::: Exercise data

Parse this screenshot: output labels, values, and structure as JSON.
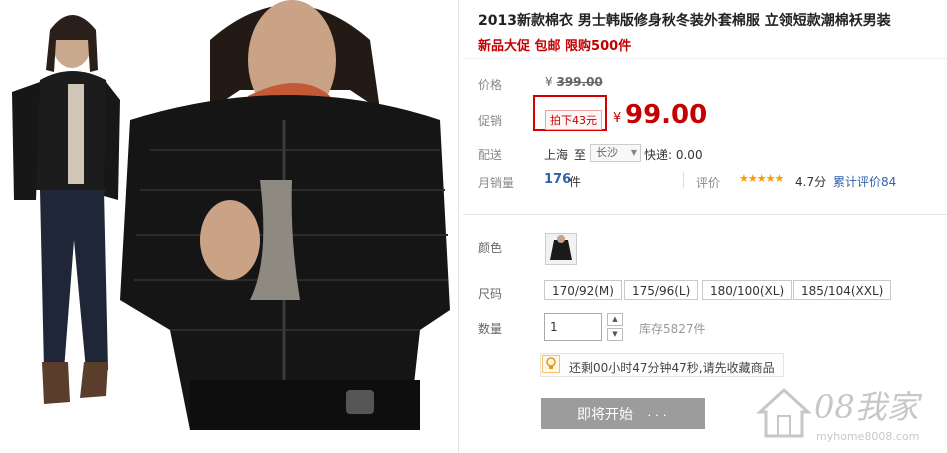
{
  "product": {
    "title": "2013新款棉衣 男士韩版修身秋冬装外套棉服 立领短款潮棉袄男装",
    "subtitle": "新品大促 包邮 限购500件"
  },
  "price": {
    "label": "价格",
    "currency": "¥",
    "original": "399.00"
  },
  "promo": {
    "label": "促销",
    "tag": "拍下43元",
    "currency": "¥",
    "price": "99.00"
  },
  "shipping": {
    "label": "配送",
    "origin": "上海",
    "to": "至",
    "destination": "长沙",
    "express": "快递: 0.00"
  },
  "sales": {
    "label": "月销量",
    "count": "176",
    "unit": "件",
    "rating_label": "评价",
    "stars": "★★★★★",
    "score": "4.7分",
    "reviews_link": "累计评价84"
  },
  "color": {
    "label": "颜色"
  },
  "size": {
    "label": "尺码",
    "options": [
      "170/92(M)",
      "175/96(L)",
      "180/100(XL)",
      "185/104(XXL)"
    ]
  },
  "quantity": {
    "label": "数量",
    "value": "1",
    "stock": "库存5827件"
  },
  "countdown": {
    "text": "还剩00小时47分钟47秒,请先收藏商品"
  },
  "buy_button": {
    "label": "即将开始",
    "dots": "···"
  },
  "watermark": {
    "text": "08我家",
    "url": "myhome8008.com"
  },
  "colors": {
    "accent_red": "#c40000",
    "link_blue": "#2f63a8",
    "button_gray": "#9c9c9c"
  }
}
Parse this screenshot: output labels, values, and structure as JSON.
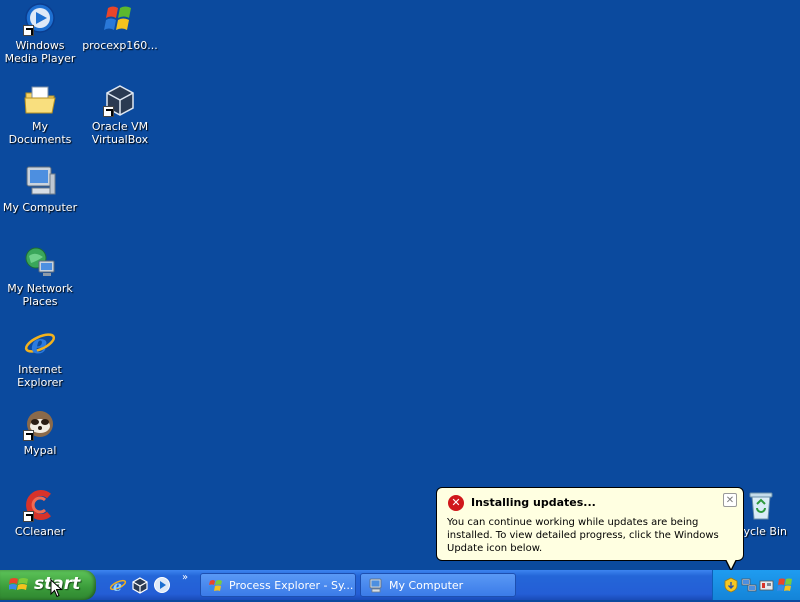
{
  "desktop": {
    "icons": [
      {
        "label": "Windows Media Player",
        "icon": "media-player-icon",
        "shortcut": true
      },
      {
        "label": "procexp160...",
        "icon": "process-explorer-icon",
        "shortcut": false
      },
      {
        "label": "My Documents",
        "icon": "documents-folder-icon",
        "shortcut": false
      },
      {
        "label": "Oracle VM VirtualBox",
        "icon": "virtualbox-icon",
        "shortcut": true
      },
      {
        "label": "My Computer",
        "icon": "computer-icon",
        "shortcut": false
      },
      {
        "label": "My Network Places",
        "icon": "network-places-icon",
        "shortcut": false
      },
      {
        "label": "Internet Explorer",
        "icon": "internet-explorer-icon",
        "shortcut": false
      },
      {
        "label": "Mypal",
        "icon": "mypal-icon",
        "shortcut": true
      },
      {
        "label": "CCleaner",
        "icon": "ccleaner-icon",
        "shortcut": true
      },
      {
        "label": "cycle Bin",
        "icon": "recycle-bin-icon",
        "shortcut": false
      }
    ]
  },
  "balloon": {
    "icon": "error-icon",
    "title": "Installing updates...",
    "body": "You can continue working while updates are being installed. To view detailed progress, click the Windows Update icon below.",
    "close_icon": "close-icon"
  },
  "taskbar": {
    "start_label": "start",
    "quick_launch": [
      "internet-explorer-icon",
      "virtualbox-icon",
      "media-player-icon"
    ],
    "overflow_chevron": "»",
    "tasks": [
      {
        "label": "Process Explorer - Sy...",
        "icon": "process-explorer-icon"
      },
      {
        "label": "My Computer",
        "icon": "computer-icon"
      }
    ],
    "tray_icons": [
      "windows-update-icon",
      "network-icon",
      "safely-remove-hardware-icon",
      "security-center-icon"
    ]
  },
  "colors": {
    "desktop_background": "#0b4a9e",
    "balloon_background": "#ffffe1",
    "start_button": "#3a9b3a",
    "taskbar": "#245ed6",
    "tray": "#1484d8"
  }
}
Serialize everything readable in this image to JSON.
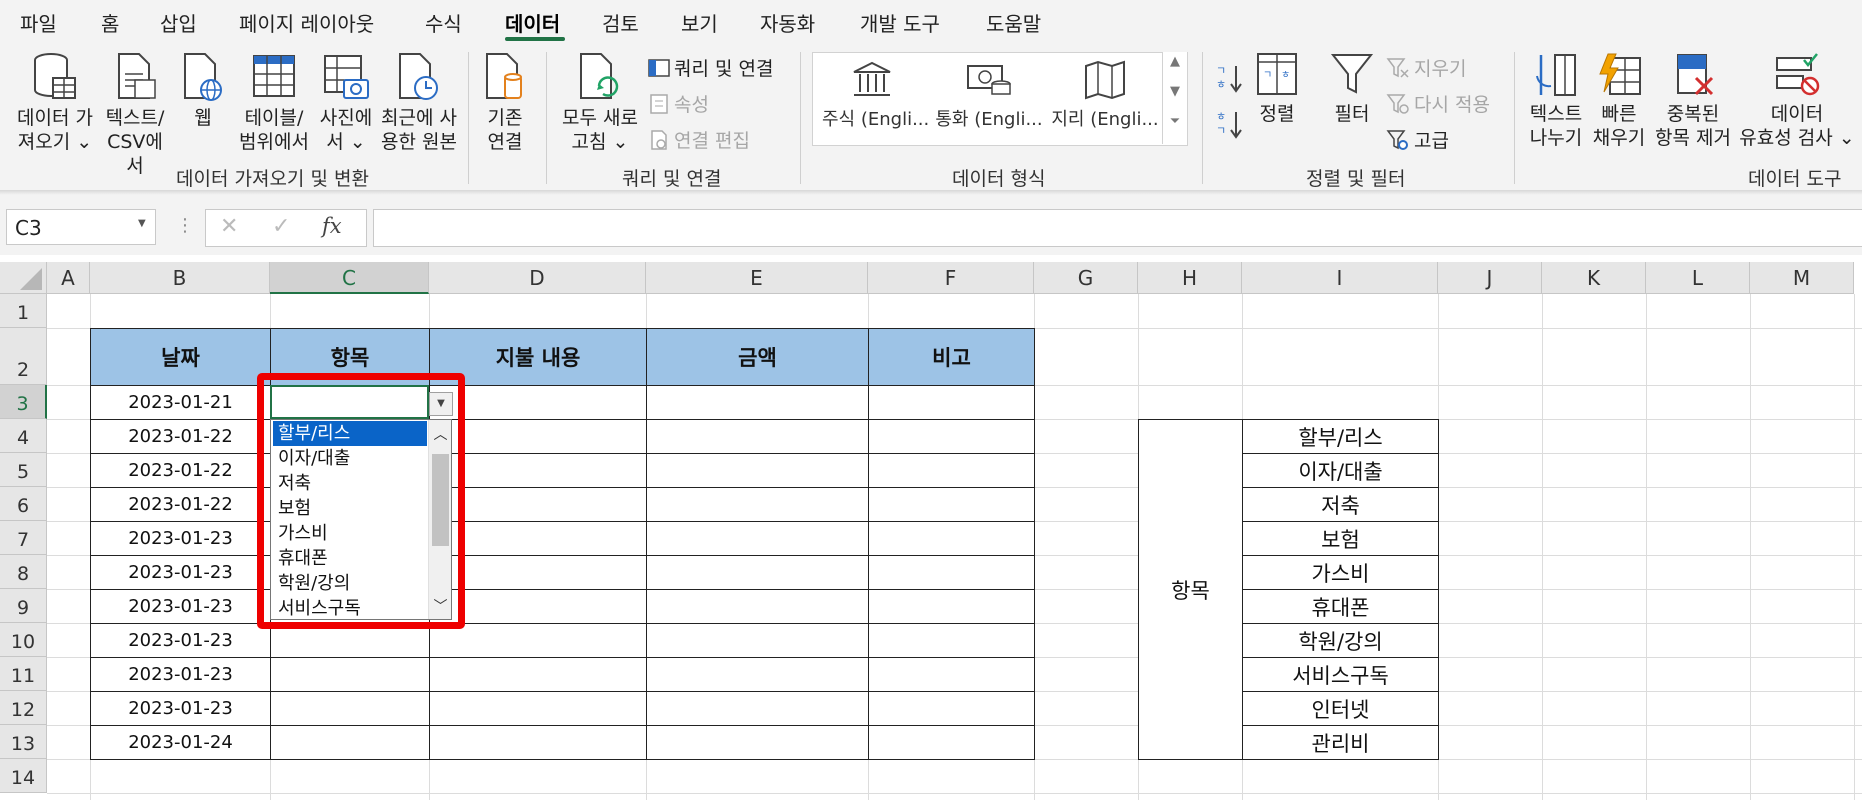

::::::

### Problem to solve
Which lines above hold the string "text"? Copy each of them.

### Solution for this exercise
    "text": "还剩00小时47分钟47秒,请先收藏商品"
    "text": "08我家",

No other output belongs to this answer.